TASK: Reproduce, with no changes, the line that contains "Output a JSON" and all the lines that come after it in the records.

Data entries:

—————

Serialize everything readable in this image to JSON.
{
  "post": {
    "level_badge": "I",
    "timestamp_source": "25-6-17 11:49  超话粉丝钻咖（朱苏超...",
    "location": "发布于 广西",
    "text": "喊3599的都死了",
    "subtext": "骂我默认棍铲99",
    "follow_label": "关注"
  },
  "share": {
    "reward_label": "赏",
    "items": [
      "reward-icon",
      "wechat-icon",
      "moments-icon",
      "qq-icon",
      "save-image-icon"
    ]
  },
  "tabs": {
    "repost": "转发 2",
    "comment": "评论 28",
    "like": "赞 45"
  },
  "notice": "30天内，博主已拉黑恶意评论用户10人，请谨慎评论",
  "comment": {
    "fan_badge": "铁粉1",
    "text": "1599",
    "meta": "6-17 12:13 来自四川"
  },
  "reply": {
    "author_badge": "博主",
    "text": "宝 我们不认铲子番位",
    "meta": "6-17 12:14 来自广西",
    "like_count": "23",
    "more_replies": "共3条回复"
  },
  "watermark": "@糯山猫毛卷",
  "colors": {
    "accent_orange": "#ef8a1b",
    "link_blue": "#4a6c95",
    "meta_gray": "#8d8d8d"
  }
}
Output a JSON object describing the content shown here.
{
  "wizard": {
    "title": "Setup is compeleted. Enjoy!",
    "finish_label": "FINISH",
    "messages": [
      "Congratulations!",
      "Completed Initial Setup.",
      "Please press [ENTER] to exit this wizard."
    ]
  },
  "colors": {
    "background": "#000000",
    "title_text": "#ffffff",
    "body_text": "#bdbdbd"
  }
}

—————

FINISHED TASK:
Output a JSON object describing the content shown here.
{
  "wizard": {
    "title": "Setup is compeleted. Enjoy!",
    "finish_label": "FINISH",
    "messages": [
      "Congratulations!",
      "Completed Initial Setup.",
      "Please press [ENTER] to exit this wizard."
    ]
  },
  "colors": {
    "background": "#000000",
    "title_text": "#ffffff",
    "body_text": "#bdbdbd"
  }
}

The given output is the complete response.